> [Description of the task] Exact retyping of the data: please keep every word and drop each picture.
━━━━━ Exercise data
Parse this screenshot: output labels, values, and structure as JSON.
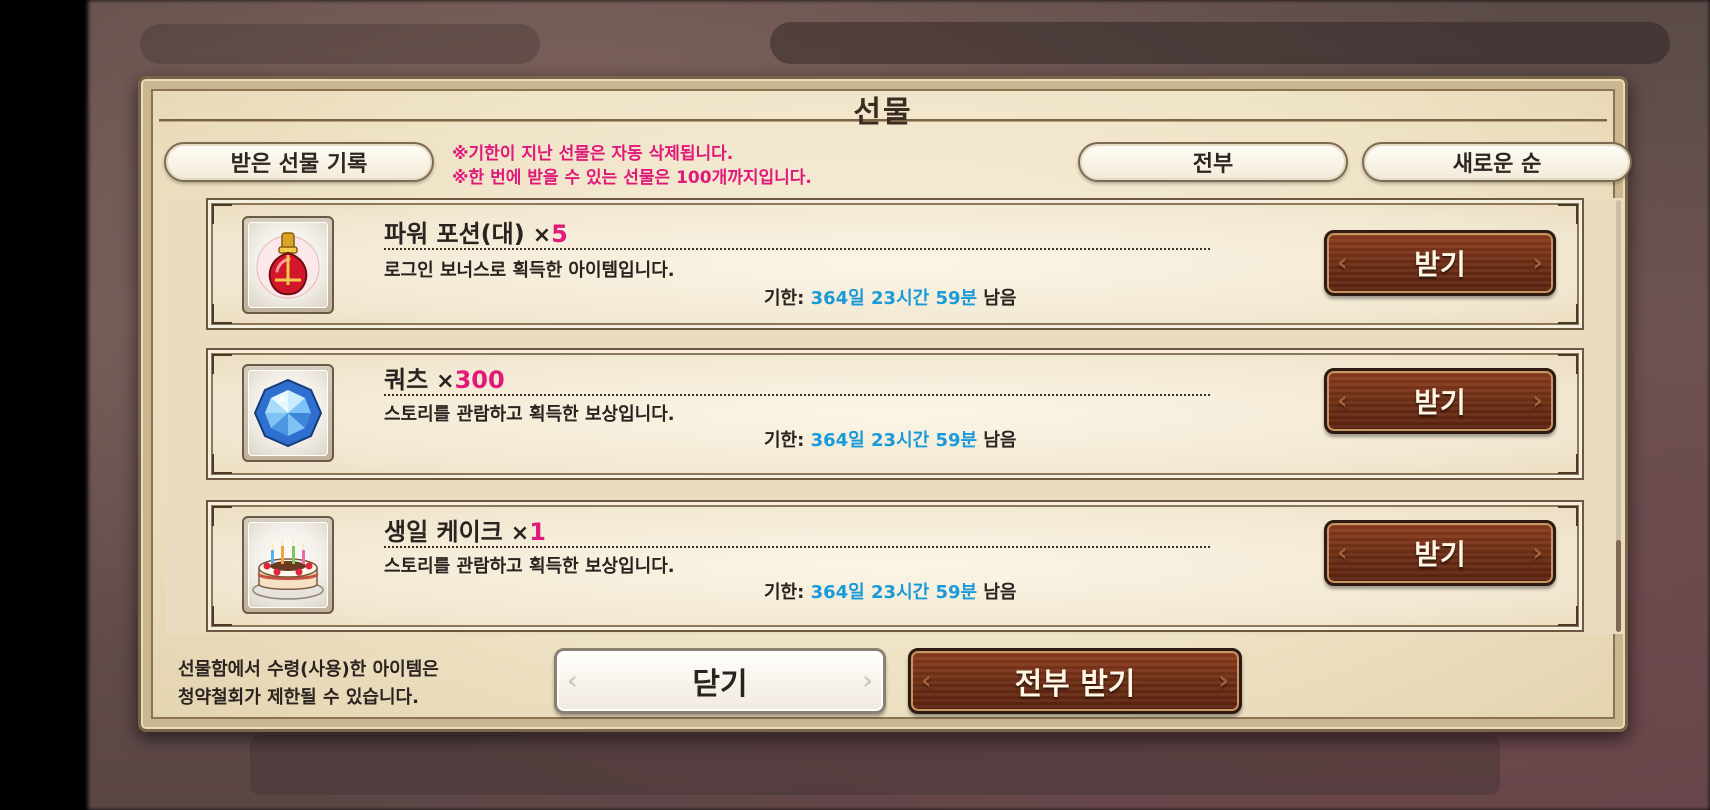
{
  "dialog": {
    "title": "선물"
  },
  "toolbar": {
    "history_label": "받은 선물 기록",
    "filter_label": "전부",
    "sort_label": "새로운 순"
  },
  "notices": [
    "※기한이 지난 선물은 자동 삭제됩니다.",
    "※한 번에 받을 수 있는 선물은 100개까지입니다."
  ],
  "gifts": [
    {
      "icon": "power-potion-icon",
      "name": "파워 포션(대)",
      "qty_prefix": "×",
      "qty": "5",
      "desc": "로그인 보너스로 획득한 아이템입니다.",
      "expiry_label": "기한: ",
      "expiry_days": "364일",
      "expiry_hours": "23시간",
      "expiry_minutes": "59분",
      "expiry_suffix": " 남음",
      "claim_label": "받기"
    },
    {
      "icon": "quartz-crystal-icon",
      "name": "쿼츠",
      "qty_prefix": "×",
      "qty": "300",
      "desc": "스토리를 관람하고 획득한 보상입니다.",
      "expiry_label": "기한: ",
      "expiry_days": "364일",
      "expiry_hours": "23시간",
      "expiry_minutes": "59분",
      "expiry_suffix": " 남음",
      "claim_label": "받기"
    },
    {
      "icon": "birthday-cake-icon",
      "name": "생일 케이크",
      "qty_prefix": "×",
      "qty": "1",
      "desc": "스토리를 관람하고 획득한 보상입니다.",
      "expiry_label": "기한: ",
      "expiry_days": "364일",
      "expiry_hours": "23시간",
      "expiry_minutes": "59분",
      "expiry_suffix": " 남음",
      "claim_label": "받기"
    }
  ],
  "footer": {
    "note_line1": "선물함에서 수령(사용)한 아이템은",
    "note_line2": "청약철회가 제한될 수 있습니다.",
    "close_label": "닫기",
    "claim_all_label": "전부 받기"
  },
  "colors": {
    "accent_pink": "#e0197a",
    "expiry_blue": "#1a9ad8",
    "button_brown": "#6b2c14"
  }
}
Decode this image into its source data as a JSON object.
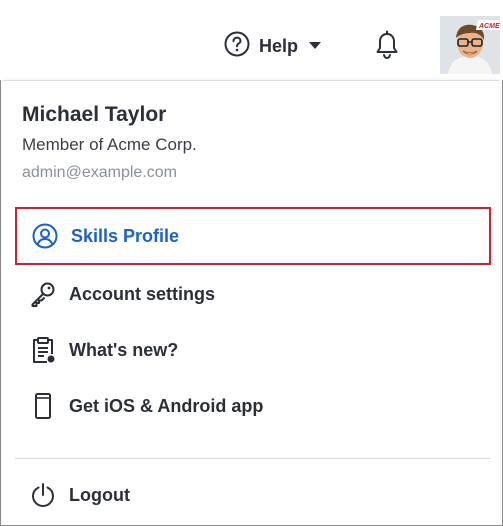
{
  "header": {
    "help_label": "Help",
    "help_icon": "question-circle-icon",
    "bell_icon": "bell-icon",
    "avatar_badge": "ACME"
  },
  "user": {
    "name": "Michael Taylor",
    "org": "Member of Acme Corp.",
    "email": "admin@example.com"
  },
  "menu": {
    "items": [
      {
        "label": "Skills Profile",
        "icon": "user-circle-icon"
      },
      {
        "label": "Account settings",
        "icon": "key-icon"
      },
      {
        "label": "What's new?",
        "icon": "clipboard-icon"
      },
      {
        "label": "Get iOS & Android app",
        "icon": "mobile-phone-icon"
      }
    ],
    "logout_label": "Logout",
    "logout_icon": "power-icon"
  },
  "colors": {
    "active_text": "#1a62c9",
    "active_border": "#d0202e",
    "text": "#2b2f36",
    "muted": "#8a9098"
  }
}
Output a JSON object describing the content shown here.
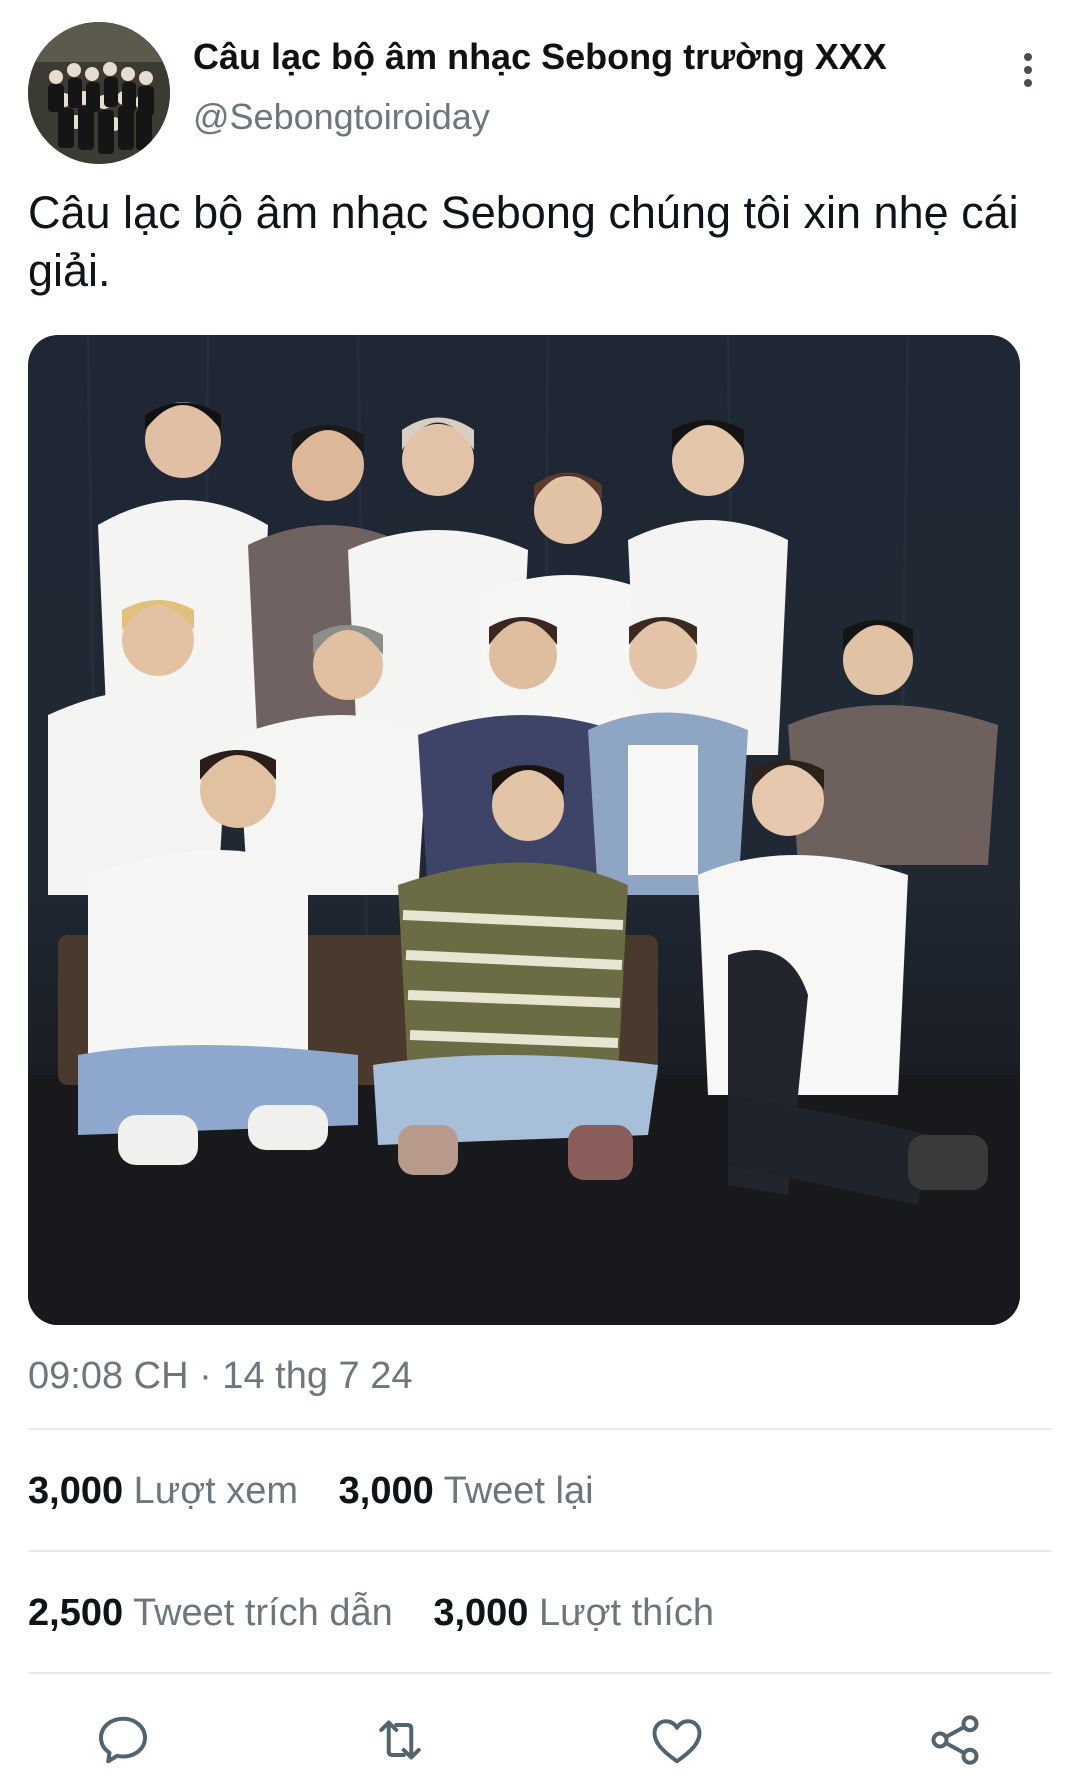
{
  "author": {
    "name": "Câu lạc bộ âm nhạc Sebong trường XXX",
    "handle": "@Sebongtoiroiday"
  },
  "tweet": {
    "text": "Câu lạc bộ âm nhạc Sebong chúng tôi xin nhẹ cái giải.",
    "timestamp": "09:08 CH · 14 thg 7 24"
  },
  "stats": {
    "views": {
      "count": "3,000",
      "label": "Lượt xem"
    },
    "retweets": {
      "count": "3,000",
      "label": "Tweet lại"
    },
    "quotes": {
      "count": "2,500",
      "label": "Tweet trích dẫn"
    },
    "likes": {
      "count": "3,000",
      "label": "Lượt thích"
    }
  },
  "actions": [
    "reply-icon",
    "retweet-icon",
    "like-icon",
    "share-icon"
  ],
  "colors": {
    "text": "#0f1419",
    "muted": "#6e767d",
    "divider": "#e6e9eb",
    "icon": "#536471"
  }
}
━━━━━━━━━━
> [Problem solution]
Parse this screenshot: output labels, values, and structure as JSON.
{
  "dialog": {
    "title": "선물"
  },
  "toolbar": {
    "history_label": "받은 선물 기록",
    "filter_label": "전부",
    "sort_label": "새로운 순"
  },
  "notices": [
    "※기한이 지난 선물은 자동 삭제됩니다.",
    "※한 번에 받을 수 있는 선물은 100개까지입니다."
  ],
  "gifts": [
    {
      "icon": "power-potion-icon",
      "name": "파워 포션(대)",
      "qty_prefix": "×",
      "qty": "5",
      "desc": "로그인 보너스로 획득한 아이템입니다.",
      "expiry_label": "기한: ",
      "expiry_days": "364일",
      "expiry_hours": "23시간",
      "expiry_minutes": "59분",
      "expiry_suffix": " 남음",
      "claim_label": "받기"
    },
    {
      "icon": "quartz-crystal-icon",
      "name": "쿼츠",
      "qty_prefix": "×",
      "qty": "300",
      "desc": "스토리를 관람하고 획득한 보상입니다.",
      "expiry_label": "기한: ",
      "expiry_days": "364일",
      "expiry_hours": "23시간",
      "expiry_minutes": "59분",
      "expiry_suffix": " 남음",
      "claim_label": "받기"
    },
    {
      "icon": "birthday-cake-icon",
      "name": "생일 케이크",
      "qty_prefix": "×",
      "qty": "1",
      "desc": "스토리를 관람하고 획득한 보상입니다.",
      "expiry_label": "기한: ",
      "expiry_days": "364일",
      "expiry_hours": "23시간",
      "expiry_minutes": "59분",
      "expiry_suffix": " 남음",
      "claim_label": "받기"
    }
  ],
  "footer": {
    "note_line1": "선물함에서 수령(사용)한 아이템은",
    "note_line2": "청약철회가 제한될 수 있습니다.",
    "close_label": "닫기",
    "claim_all_label": "전부 받기"
  },
  "colors": {
    "accent_pink": "#e0197a",
    "expiry_blue": "#1a9ad8",
    "button_brown": "#6b2c14"
  }
}
Decode this image into its source data as a JSON object.
{
  "header": {
    "help_label": "Help",
    "help_icon": "question-circle-icon",
    "bell_icon": "bell-icon",
    "avatar_badge": "ACME"
  },
  "user": {
    "name": "Michael Taylor",
    "org": "Member of Acme Corp.",
    "email": "admin@example.com"
  },
  "menu": {
    "items": [
      {
        "label": "Skills Profile",
        "icon": "user-circle-icon"
      },
      {
        "label": "Account settings",
        "icon": "key-icon"
      },
      {
        "label": "What's new?",
        "icon": "clipboard-icon"
      },
      {
        "label": "Get iOS & Android app",
        "icon": "mobile-phone-icon"
      }
    ],
    "logout_label": "Logout",
    "logout_icon": "power-icon"
  },
  "colors": {
    "active_text": "#1a62c9",
    "active_border": "#d0202e",
    "text": "#2b2f36",
    "muted": "#8a9098"
  }
}
Output a JSON object describing the content shown here.
{
  "author": {
    "name": "Câu lạc bộ âm nhạc Sebong trường XXX",
    "handle": "@Sebongtoiroiday"
  },
  "tweet": {
    "text": "Câu lạc bộ âm nhạc Sebong chúng tôi xin nhẹ cái giải.",
    "timestamp": "09:08 CH · 14 thg 7 24"
  },
  "stats": {
    "views": {
      "count": "3,000",
      "label": "Lượt xem"
    },
    "retweets": {
      "count": "3,000",
      "label": "Tweet lại"
    },
    "quotes": {
      "count": "2,500",
      "label": "Tweet trích dẫn"
    },
    "likes": {
      "count": "3,000",
      "label": "Lượt thích"
    }
  },
  "actions": [
    "reply-icon",
    "retweet-icon",
    "like-icon",
    "share-icon"
  ],
  "colors": {
    "text": "#0f1419",
    "muted": "#6e767d",
    "divider": "#e6e9eb",
    "icon": "#536471"
  }
}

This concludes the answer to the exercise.